Year's Day, 1974. Three more return
trips during the year would only confirm-
this. I began the second half of the decade
by moving to Houston on January 4,
1975. From this point on, my life began':
a rapid transformation as I personally!
learned about the high cost of civil rights.
In mid-1975, then-Treasurer Hartsell
Gray fired his Comptroller of the Harris
County Treasury, me, over my right to
speak before Commissioners Court on the
matter of the civil rights of gays.
While not angry immediately following
my firing, that was not the case later as
economic contraction after economic
contraction set in. I channeled that anger
into creating an organization that would
eventually become powerful enough to
stop this type of injustice from happening
again. Today that organization, Gay
Political Caucus, stands strong, proud,
and has power sufficient to influence
elections. And GPC stands squarely
behind all people's rights, too, not just
those who are gay.
GPC was not the only organization
that I was involved with, just the first. My
joy of the decade has been watching GPC
and several other organizations special to
me grow in stature, pride, and professionalism. Doing so, I might add, in the face
of near-impossible odds.

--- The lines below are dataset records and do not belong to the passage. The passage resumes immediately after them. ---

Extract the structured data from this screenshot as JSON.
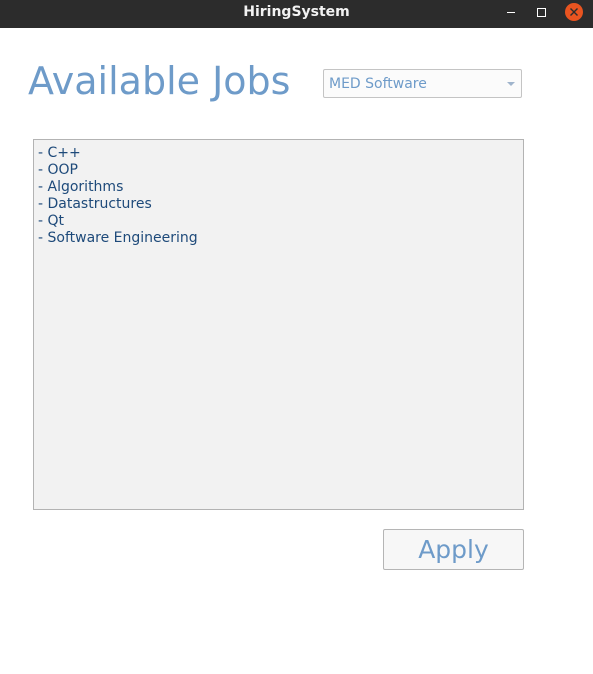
{
  "window": {
    "title": "HiringSystem",
    "controls": {
      "minimize_icon": "minimize-icon",
      "maximize_icon": "maximize-icon",
      "close_icon": "close-icon",
      "close_color": "#e95420"
    }
  },
  "main": {
    "heading": "Available Jobs",
    "job_selector": {
      "selected_value": "MED Software"
    },
    "job_requirements": [
      "- C++",
      "- OOP",
      "- Algorithms",
      "- Datastructures",
      "- Qt",
      "- Software Engineering"
    ],
    "apply_label": "Apply"
  },
  "colors": {
    "accent_text": "#6e9bc9",
    "list_text": "#1e4a7a",
    "titlebar": "#2c2c2c"
  }
}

Since that firing occurred, I have become poorer and richer than ever before.
In wealth that is measured in dollars and
cents, I can be measured only on the cents

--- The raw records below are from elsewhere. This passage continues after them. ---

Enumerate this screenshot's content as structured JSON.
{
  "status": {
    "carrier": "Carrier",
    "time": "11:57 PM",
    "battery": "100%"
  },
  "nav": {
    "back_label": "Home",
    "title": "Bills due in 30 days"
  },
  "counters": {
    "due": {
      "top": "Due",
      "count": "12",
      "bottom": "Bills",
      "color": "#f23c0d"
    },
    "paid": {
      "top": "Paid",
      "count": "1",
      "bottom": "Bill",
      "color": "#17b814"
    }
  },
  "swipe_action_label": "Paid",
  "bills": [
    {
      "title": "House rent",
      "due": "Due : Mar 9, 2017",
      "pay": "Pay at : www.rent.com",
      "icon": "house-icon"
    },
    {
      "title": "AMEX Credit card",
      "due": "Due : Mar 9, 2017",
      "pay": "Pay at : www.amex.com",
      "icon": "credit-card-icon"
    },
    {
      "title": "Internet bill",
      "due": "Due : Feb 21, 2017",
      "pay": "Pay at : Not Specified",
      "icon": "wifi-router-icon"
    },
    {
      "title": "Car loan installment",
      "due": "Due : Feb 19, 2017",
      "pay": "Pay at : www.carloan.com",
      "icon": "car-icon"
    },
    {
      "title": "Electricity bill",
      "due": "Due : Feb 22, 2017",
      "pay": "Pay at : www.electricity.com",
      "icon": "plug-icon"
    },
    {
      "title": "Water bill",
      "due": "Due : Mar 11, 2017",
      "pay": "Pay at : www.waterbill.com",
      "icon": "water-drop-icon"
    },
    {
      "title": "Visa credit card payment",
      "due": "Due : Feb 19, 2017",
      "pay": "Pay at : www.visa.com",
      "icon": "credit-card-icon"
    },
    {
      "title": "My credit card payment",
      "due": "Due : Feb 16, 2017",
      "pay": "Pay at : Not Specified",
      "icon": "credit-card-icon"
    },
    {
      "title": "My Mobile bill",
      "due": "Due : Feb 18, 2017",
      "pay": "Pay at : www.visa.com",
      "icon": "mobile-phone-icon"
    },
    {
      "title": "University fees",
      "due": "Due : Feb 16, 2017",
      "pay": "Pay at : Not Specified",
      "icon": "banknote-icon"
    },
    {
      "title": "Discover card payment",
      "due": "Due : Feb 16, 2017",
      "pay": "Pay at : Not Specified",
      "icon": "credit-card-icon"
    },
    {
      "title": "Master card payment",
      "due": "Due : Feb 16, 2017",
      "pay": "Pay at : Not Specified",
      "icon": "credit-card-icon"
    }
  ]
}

scale. A poor man by some people's standards. But in wealth that is measured in
happiness, few can claim to be richer.
As for the new decade we enter, I enter it with a positive attitude: things will j
get better. The challenging and exciting ;
80's will be just that. Wait and see. ,i
HOUSTON BR EAKTH R 0 U G H